- Aim of the task
Return each line of the records below in which the string "this" turns up.

- Working data
= = = = = = =
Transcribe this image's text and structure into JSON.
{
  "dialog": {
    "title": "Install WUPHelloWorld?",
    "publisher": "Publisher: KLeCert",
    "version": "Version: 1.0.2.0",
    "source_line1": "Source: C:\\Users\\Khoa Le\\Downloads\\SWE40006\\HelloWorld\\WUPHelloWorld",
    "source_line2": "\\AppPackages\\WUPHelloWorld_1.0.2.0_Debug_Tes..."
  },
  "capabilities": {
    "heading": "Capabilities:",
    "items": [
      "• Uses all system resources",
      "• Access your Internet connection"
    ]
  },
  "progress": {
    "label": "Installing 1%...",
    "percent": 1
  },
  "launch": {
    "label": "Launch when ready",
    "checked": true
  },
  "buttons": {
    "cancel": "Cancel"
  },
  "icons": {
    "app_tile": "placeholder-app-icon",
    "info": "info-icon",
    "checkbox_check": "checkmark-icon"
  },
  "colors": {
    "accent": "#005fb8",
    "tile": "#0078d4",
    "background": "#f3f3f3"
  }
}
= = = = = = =
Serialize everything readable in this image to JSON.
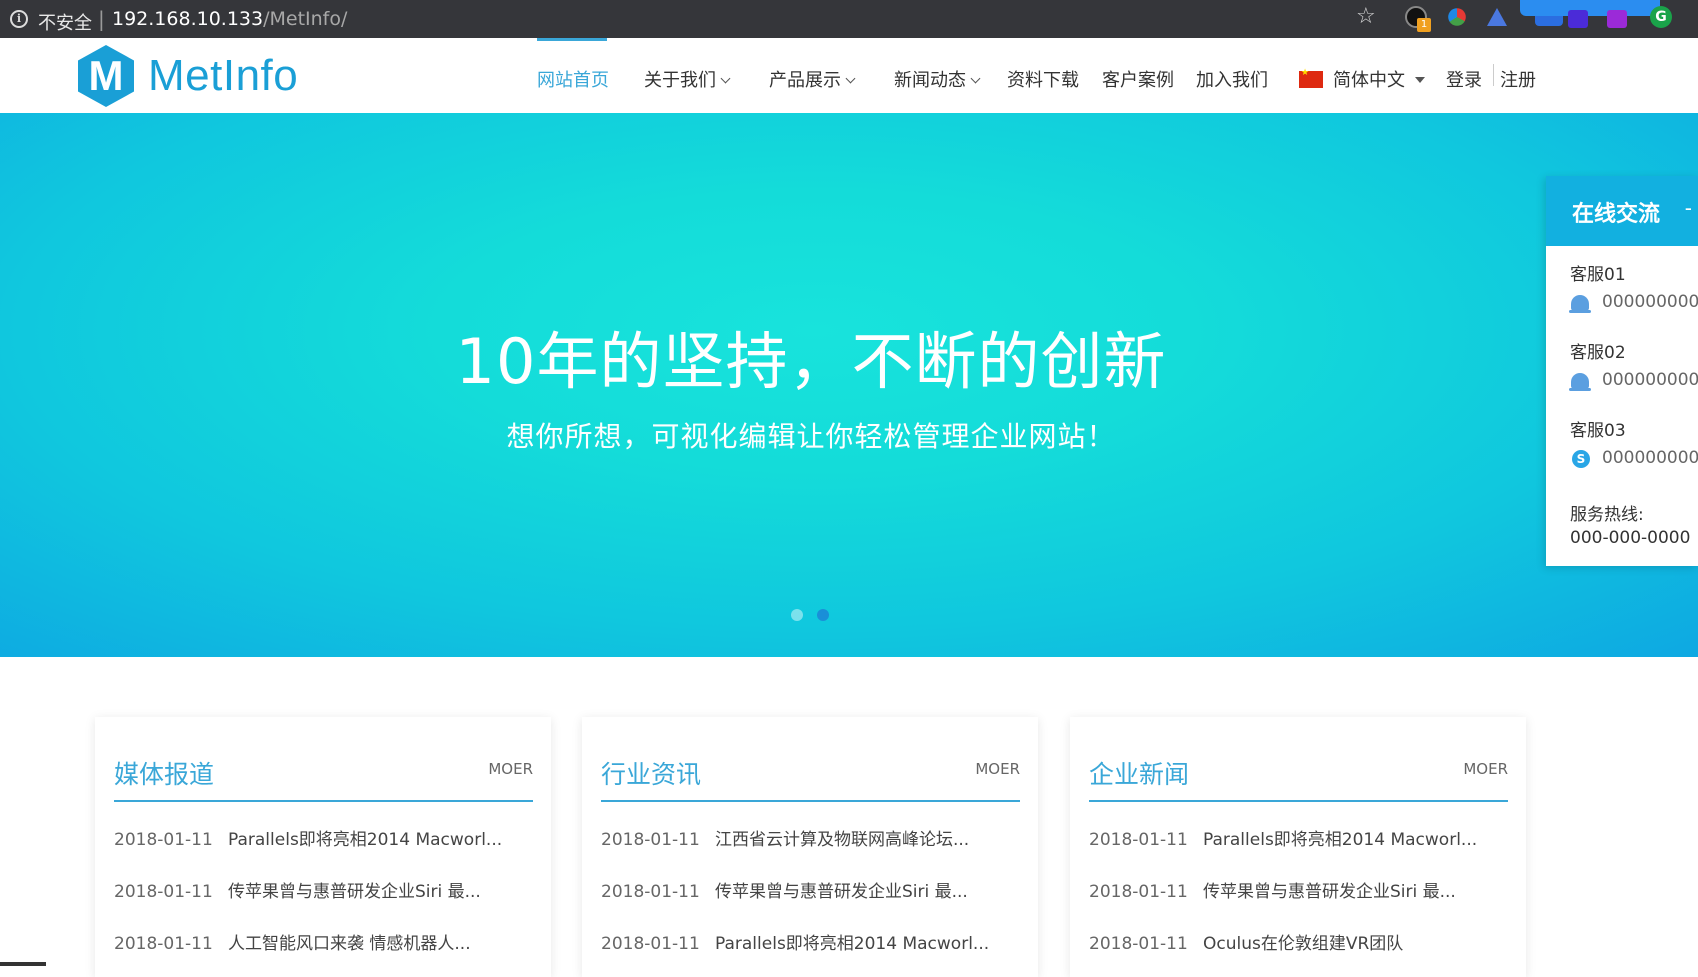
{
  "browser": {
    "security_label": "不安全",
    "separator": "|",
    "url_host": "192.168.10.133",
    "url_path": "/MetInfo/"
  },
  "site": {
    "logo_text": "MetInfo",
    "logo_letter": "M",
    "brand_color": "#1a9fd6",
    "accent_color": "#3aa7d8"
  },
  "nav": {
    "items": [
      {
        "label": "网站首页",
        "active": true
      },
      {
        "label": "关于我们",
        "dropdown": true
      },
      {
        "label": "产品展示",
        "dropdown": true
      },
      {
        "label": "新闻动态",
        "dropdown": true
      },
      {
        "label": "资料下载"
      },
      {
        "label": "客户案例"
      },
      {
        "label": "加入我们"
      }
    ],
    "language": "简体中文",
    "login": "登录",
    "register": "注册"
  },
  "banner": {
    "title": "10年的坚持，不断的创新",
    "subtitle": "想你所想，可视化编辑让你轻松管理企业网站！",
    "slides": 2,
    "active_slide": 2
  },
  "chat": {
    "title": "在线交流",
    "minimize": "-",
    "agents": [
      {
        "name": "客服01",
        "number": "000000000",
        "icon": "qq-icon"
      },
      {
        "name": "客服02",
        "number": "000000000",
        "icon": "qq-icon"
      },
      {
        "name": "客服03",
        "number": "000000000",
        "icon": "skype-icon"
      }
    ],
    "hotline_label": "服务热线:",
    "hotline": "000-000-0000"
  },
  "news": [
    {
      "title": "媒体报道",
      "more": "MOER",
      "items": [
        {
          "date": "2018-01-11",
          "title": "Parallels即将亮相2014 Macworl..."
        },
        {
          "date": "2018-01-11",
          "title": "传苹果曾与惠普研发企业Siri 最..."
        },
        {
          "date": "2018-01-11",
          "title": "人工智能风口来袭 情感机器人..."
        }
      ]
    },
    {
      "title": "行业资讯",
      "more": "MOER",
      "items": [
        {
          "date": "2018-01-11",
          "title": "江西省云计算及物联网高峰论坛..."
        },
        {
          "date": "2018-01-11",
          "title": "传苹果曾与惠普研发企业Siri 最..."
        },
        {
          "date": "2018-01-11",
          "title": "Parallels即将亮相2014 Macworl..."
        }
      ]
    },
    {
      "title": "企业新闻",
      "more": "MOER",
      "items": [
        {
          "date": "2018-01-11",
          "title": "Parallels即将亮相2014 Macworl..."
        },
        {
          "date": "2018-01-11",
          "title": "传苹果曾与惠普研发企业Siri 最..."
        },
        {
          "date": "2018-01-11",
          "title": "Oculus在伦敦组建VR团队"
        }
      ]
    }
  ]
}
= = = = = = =
- Reply
Transcribe this image's text and structure into JSON.
Serialize everything readable in this image to JSON.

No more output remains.